What The Daraprim Price Hike Actually Does To Health Care

In August, a startup company called Turing Pharmaceuticals AG bought the exclusive marketing rights to Daraprim, a 62-year-old drug that treats toxoplasmosis, a parasitic infection that can affect those living with HIV/AIDS and cancer.

Led by CEO Martin Shkreli, a former hedge fund manager, Turing jacked up the price of this humble yet life-saving drug from $13.50 per pill to $750 — a stunning 55-fold overnight increase that drew widespread criticism.

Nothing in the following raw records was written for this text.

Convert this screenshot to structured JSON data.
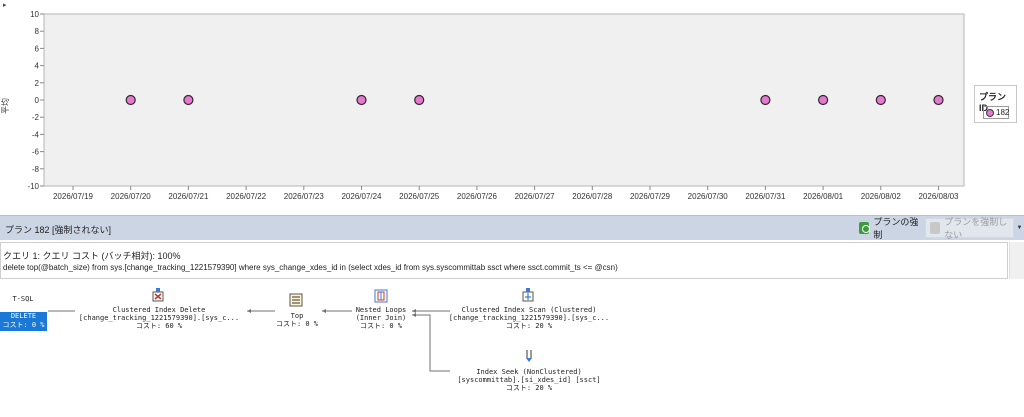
{
  "chart_data": {
    "type": "scatter",
    "title": "",
    "xlabel": "",
    "ylabel": "平均",
    "ylim": [
      -10,
      10
    ],
    "yticks": [
      "10",
      "8",
      "6",
      "4",
      "2",
      "0",
      "-2",
      "-4",
      "-6",
      "-8",
      "-10"
    ],
    "x_categories": [
      "2026/07/19",
      "2026/07/20",
      "2026/07/21",
      "2026/07/22",
      "2026/07/23",
      "2026/07/24",
      "2026/07/25",
      "2026/07/26",
      "2026/07/27",
      "2026/07/28",
      "2026/07/29",
      "2026/07/30",
      "2026/07/31",
      "2026/08/01",
      "2026/08/02",
      "2026/08/03"
    ],
    "grid": false,
    "legend_position": "right",
    "series": [
      {
        "name": "182",
        "color": "#e877d0",
        "points": [
          {
            "x": "2026/07/20",
            "y": 0
          },
          {
            "x": "2026/07/21",
            "y": 0
          },
          {
            "x": "2026/07/24",
            "y": 0
          },
          {
            "x": "2026/07/25",
            "y": 0
          },
          {
            "x": "2026/07/31",
            "y": 0
          },
          {
            "x": "2026/08/01",
            "y": 0
          },
          {
            "x": "2026/08/02",
            "y": 0
          },
          {
            "x": "2026/08/03",
            "y": 0
          }
        ]
      }
    ]
  },
  "legend": {
    "title": "プラン ID",
    "entry": "182"
  },
  "plan_toolbar": {
    "title": "プラン 182 [強制されない]",
    "force_label": "プランの強制",
    "unforce_label": "プランを強制しない"
  },
  "query": {
    "line1": "クエリ 1: クエリ コスト (バッチ相対): 100%",
    "line2": "delete top(@batch_size) from sys.[change_tracking_1221579390] where sys_change_xdes_id in (select xdes_id from sys.syscommittab ssct where ssct.commit_ts <= @csn)"
  },
  "plan": {
    "tsql_label": "T-SQL",
    "delete_op": {
      "line1": "DELETE",
      "line2": "コスト: 0 %"
    },
    "clustered_index_delete": {
      "line1": "Clustered Index Delete",
      "line2": "[change_tracking_1221579390].[sys_c...",
      "line3": "コスト: 60 %"
    },
    "top": {
      "line1": "Top",
      "line2": "コスト: 0 %"
    },
    "nested_loops": {
      "line1": "Nested Loops",
      "line2": "(Inner Join)",
      "line3": "コスト: 0 %"
    },
    "clustered_index_scan": {
      "line1": "Clustered Index Scan (Clustered)",
      "line2": "[change_tracking_1221579390].[sys_c...",
      "line3": "コスト: 20 %"
    },
    "index_seek": {
      "line1": "Index Seek (NonClustered)",
      "line2": "[syscommittab].[si_xdes_id] [ssct]",
      "line3": "コスト: 20 %"
    }
  }
}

Shkreli didn’t invent the practice of acquiring the exclusive rights to an old drug and hiking up the price — in fact, CorePharma, another pharmaceutical company that acquired Daraprim before Turing in 2010, did the same thing — but outrage over his actions have thrust this issue into the spotlight. Doctors, disease experts and patient advocate organizations are banding together to discuss what happens when the price of a pharmaceutical is governed by business interests.

Patient advocacy groups say Turing’s action with Daraprim has put an unjustifiable burden on patients and create unsustainable costs for the health system at large.

The price increase, which took place in August, has already had a chilling effect on the small patient population affected. A joint letter from the Infectious Diseases Society of America and the HIV Medicine Association wrote that hospitals and pharmacies are no longer able to stock the medication. They also calculate that year-long treatment for toxoplasmosis will now cost $336,000 for those who weigh less than 132 pounds, and $634,500 for those who weigh more than that.

‘It’s clearly the best drug.’

In all, only 2,000 Americans use Daraprim every year, noted Bloomberg. While toxoplasmosis affects an estimated 22.5 percent of Americans over the age of 12, typically only people with immune systems weakened by HIV/AIDS, cancer —> Read More